Blue Studios
Poetry and Its Cultural Work
Rachel Blau DuPlessis

Quality Paper
2006. 312 pp.
No illus.
Price:  $39.95 s
E Book
2009. 312 pp.
Price:  $39.95 d

Feminist issues in avant garde poetry.
In her now-classic The Pink Guitar, Rachel Blau DuPlessis examined a number of modern and contemporary poets and artists to explore the possibility of finding a language that would question deeply held assumptions about gender. In the 12 essays and introduction that constitute Blue Studios, DuPlessis continues that task, examining the work of experimental poets and the innovative forms they have fashioned to challenge commonplace assumptions about gender and cultural authority.
The essays in “Attitudes and Practices” deal with two questions: what a feminist reading of cultural texts involves, and the nature of the essay itself as a mode of knowing: how poetry can be discursive and how the essay can be poetic. The goal of “Marble Paper,” with its studies of William Wordsworth, Ezra Pound, and Charles Olson is to suggest terms for a “feminist history of poetry.”
“Perspectives must be fashioned that displace and estrange the world,” Theodore Adorno wrote, and in the section "Urrealism" DuPlessis examines the work of poets from several schools (the Objectivists, the New York School, the surrealists) whose work embodies that displacement, among them George Oppen, Lorine Niedecker, H.D., and Barbara Guest. These writers’ radical deployment of line, sound, and structure, DuPlessis argues, demonstrate poetry’s power not as a purely literary, artistic, or aesthetic force but as a rhetorical form intricately tied to issues of power and ethics. And in "Migrated Into,” the author probes the ways these issues have informed her, as a poet and a critic; how the political has “migrated into” and suffused her own work; and how the practice of poetry can be an arousal to a deeper understanding of what we stand for.

Rachel Blau DuPlessis is a poet, critic, and Professor of English at Temple University. She is the author/editor of more than 20 volumes of poetry and criticism, including The Objectivist Nexus: Essays in Cultural Poetics and Genders, Races, and Religious Cultures in Modern American Poetry, 1908–1934.

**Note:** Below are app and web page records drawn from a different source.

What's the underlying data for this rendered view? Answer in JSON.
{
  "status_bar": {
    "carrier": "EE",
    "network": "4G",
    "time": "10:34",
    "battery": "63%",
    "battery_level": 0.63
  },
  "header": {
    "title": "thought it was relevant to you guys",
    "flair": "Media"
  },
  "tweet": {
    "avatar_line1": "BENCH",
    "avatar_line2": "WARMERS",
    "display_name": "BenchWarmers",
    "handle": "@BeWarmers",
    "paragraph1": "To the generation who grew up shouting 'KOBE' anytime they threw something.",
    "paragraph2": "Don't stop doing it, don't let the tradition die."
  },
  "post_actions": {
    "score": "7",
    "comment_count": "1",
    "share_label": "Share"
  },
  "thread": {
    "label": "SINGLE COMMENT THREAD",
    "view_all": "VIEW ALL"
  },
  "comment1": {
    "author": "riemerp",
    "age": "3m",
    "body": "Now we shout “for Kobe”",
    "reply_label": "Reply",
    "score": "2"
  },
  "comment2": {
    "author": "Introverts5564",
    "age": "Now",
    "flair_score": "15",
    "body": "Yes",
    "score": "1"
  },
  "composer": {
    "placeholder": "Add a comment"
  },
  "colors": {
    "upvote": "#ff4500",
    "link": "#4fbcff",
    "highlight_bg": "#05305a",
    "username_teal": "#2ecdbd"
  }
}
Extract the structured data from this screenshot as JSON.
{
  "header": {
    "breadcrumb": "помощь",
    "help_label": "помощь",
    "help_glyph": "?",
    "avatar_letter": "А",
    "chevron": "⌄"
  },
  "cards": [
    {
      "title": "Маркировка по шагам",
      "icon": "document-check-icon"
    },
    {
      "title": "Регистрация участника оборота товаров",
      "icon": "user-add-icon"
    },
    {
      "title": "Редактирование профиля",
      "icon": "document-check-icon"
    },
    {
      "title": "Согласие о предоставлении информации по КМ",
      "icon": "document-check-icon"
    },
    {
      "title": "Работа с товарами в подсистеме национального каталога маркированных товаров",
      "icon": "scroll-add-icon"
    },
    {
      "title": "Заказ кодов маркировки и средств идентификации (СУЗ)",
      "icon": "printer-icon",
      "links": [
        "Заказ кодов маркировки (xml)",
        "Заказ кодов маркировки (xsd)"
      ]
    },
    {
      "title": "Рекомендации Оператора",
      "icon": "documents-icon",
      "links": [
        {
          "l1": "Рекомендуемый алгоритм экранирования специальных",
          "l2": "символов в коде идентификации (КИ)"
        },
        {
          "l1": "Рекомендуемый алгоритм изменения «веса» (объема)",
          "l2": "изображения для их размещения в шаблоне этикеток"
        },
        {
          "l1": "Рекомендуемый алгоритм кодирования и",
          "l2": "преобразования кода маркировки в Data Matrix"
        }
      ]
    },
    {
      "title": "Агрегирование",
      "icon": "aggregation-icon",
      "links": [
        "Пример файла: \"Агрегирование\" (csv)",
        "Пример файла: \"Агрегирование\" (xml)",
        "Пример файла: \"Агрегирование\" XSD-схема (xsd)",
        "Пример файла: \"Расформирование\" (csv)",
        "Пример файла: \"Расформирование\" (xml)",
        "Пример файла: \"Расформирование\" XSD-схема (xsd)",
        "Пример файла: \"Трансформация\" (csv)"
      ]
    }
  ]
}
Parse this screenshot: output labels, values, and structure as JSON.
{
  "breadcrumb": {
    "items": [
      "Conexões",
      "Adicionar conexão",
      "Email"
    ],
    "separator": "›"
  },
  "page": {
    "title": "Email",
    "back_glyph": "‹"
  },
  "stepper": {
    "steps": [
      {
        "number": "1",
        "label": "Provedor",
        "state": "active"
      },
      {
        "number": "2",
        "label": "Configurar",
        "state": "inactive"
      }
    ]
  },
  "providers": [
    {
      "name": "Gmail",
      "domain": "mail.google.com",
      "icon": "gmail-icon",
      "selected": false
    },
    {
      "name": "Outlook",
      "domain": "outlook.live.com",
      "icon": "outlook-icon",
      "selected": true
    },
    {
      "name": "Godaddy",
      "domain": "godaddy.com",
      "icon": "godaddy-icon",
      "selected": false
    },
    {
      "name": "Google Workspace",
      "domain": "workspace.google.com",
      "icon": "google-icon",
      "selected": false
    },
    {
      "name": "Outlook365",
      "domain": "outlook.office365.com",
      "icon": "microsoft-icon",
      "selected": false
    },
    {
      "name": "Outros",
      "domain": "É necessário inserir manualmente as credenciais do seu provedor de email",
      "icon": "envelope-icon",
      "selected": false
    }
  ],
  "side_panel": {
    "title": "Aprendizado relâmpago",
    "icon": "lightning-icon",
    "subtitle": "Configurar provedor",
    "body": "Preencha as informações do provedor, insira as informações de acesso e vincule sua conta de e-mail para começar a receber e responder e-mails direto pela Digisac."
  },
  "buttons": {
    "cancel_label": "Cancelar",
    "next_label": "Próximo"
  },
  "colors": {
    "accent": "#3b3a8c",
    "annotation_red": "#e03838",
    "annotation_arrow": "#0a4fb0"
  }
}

“Over the years DuPlessis has patiently explained the centrality of female poets and their feminism to the innovative tradition. In this stunning new collection she charts how she became a feminist critic (an essay that should be required reading) and challenges the continuing gendered assumptions of early 21st century poetries.”—Juliana Spahr, author of Everybody’s Autonomy

Blue Studios is an intriguing defense of ‘affective reading,’ a defense and demonstration of some adventurous and nonstandard modes of essay-writing, and a suggestion of a kind of utopian horizon for poetry/poetics. A major collection by one of the most important poets and critics writing today, it is a proper (and improper) successor to The Pink Guitar.”—Hank Lazer, coeditor, Modern and Contemporary Poetics

“These contemplations from the work site DuPlessis calls the blue studio are documents of a major career. By turns—and sometimes all at once—autobiographical, critical, cultural, ethical, and poetic, they evoke, probe, read, think, and enact the making that is poesis. This is amazing, engaging, and important work.”—Dee Morris, John C. Gerber Professor of English, University of Iowa